Exceptions three, four and five question the expenditure of $5,476.35 for clearing of land, and if spent for this purpose there has not been a corresponding increase in value. The defendant testified, upon cross examination, that in 1954 the cleared land was worth "$100.00 to $125.00 per acre since I have improved it." If you take the cost basis of clearing the land, as accepted by the Master, there is an average of $90.00 per acre for 60 acres. In addition thereto the defendant also claims improvements to the cleared land in the amount of $234.00 for moving the house, and $904.83 for a soil building program. The total expenditure for clearing the land, removal of the house and soil building program is $6,615.18, which according to Master's Report represents the increased value. This gives an average increase in value from 1948 through 1954 of $112.25 per acre which figure, however, does not include the rise in costs of farm lands from 1948 through 1954.
The plaintiffs' evidence is the acreage could have been cleared for approximately $1,200.00 and this would represent the added value, also upon a cost basis.

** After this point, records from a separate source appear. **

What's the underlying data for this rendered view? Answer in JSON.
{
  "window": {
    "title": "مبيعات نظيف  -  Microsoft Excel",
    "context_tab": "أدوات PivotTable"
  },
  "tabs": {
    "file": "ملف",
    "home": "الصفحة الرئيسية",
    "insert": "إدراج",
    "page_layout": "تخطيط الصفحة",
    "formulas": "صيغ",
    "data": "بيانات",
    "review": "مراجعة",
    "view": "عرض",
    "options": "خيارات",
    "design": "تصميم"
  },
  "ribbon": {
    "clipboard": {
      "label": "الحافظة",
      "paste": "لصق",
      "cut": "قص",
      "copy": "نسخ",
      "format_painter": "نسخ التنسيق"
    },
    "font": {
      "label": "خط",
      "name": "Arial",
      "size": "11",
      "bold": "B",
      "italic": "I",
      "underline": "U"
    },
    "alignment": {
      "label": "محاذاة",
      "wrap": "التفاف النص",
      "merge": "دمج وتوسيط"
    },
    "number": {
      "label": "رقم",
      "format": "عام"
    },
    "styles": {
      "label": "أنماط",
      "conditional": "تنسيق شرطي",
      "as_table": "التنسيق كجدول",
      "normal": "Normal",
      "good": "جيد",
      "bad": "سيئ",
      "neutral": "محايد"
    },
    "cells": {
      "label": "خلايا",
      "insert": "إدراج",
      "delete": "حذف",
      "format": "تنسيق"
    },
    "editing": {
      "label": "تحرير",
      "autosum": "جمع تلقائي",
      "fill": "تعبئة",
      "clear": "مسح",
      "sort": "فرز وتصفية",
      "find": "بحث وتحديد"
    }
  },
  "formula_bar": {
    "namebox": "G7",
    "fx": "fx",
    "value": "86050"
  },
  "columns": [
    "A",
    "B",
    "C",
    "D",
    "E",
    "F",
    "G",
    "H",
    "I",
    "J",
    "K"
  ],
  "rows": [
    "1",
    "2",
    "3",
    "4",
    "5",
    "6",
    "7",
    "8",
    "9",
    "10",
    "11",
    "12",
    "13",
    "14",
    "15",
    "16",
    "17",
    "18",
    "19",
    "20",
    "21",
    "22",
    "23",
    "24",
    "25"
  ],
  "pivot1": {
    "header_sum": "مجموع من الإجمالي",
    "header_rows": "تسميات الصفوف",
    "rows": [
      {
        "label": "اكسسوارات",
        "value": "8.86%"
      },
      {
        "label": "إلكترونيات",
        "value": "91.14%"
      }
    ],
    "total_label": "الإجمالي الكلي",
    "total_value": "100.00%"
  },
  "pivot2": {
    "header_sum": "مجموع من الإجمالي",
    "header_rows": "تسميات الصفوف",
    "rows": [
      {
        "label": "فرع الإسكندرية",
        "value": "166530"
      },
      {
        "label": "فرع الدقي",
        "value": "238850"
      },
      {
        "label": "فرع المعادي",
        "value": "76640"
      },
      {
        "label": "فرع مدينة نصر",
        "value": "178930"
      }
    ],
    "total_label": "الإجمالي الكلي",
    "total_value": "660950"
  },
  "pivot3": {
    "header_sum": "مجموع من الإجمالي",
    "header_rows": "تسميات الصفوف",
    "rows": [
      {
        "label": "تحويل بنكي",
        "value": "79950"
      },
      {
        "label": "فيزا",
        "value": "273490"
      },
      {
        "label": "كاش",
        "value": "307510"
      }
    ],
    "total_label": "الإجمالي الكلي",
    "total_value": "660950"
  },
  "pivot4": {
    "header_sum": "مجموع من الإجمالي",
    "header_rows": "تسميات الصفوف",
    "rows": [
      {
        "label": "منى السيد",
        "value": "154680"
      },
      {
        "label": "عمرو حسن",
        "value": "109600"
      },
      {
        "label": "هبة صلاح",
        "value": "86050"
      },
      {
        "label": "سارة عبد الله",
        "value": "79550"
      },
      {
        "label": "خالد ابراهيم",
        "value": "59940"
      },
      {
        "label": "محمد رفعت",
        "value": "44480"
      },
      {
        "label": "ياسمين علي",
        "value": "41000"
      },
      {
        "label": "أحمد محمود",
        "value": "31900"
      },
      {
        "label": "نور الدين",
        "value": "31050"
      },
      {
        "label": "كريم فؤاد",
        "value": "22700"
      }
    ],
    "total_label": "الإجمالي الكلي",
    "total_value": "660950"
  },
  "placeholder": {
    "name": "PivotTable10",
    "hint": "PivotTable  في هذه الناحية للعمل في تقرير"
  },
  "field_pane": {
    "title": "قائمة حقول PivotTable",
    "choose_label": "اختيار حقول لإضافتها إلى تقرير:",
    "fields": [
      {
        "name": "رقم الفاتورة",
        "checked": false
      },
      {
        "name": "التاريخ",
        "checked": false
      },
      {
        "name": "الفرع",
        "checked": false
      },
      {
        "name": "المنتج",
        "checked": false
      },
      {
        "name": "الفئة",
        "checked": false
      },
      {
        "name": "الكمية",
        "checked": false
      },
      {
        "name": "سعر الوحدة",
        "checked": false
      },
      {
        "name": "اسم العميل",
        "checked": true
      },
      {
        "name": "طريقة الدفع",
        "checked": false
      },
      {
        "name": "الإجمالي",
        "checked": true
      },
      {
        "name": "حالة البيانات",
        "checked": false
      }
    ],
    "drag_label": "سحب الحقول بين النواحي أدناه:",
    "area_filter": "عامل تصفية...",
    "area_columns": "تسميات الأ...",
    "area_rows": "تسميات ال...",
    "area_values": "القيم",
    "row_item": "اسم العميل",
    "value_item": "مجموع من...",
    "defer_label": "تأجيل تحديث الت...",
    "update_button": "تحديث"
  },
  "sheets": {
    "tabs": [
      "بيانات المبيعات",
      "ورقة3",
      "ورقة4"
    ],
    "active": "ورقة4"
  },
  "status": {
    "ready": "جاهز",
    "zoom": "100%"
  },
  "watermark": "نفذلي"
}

An interesting annotation is contained in 24 A.L.R.2d at pages 37-49 on the question of accepting the cost of improvements rather than the enhanced value. Without comment upon the various cases cited and quoted in the annotation it appears from the evidence in this case, on this point, that rule formulated by our statutes should be followed to reach a just result, that being enhancement in value.
Exceptions nine and ten are dismissed. Plaintiffs have not been prejudiced by any defect in service of the notice and the copies of the instruments are acceptable in lieu of the originals.
The error alleged in exceptions six and seven relate to defendant's soil building program, the cost of which is allowed by the Master. The defendant expanded $904.83 on 35 to 40 acres to improve the fertility of the soil. For this purpose he used velvet beans, crotelaria, lespedeza, and fertilizer. Soil building is recognized as an improvement. In 42 C.J.S., Improvements, § 1, page 423, it is stated: "While fertilization of the land for the purpose of raising crops in the ordinary course of tillage is not a betterment or improvement, it may be otherwise as to high ...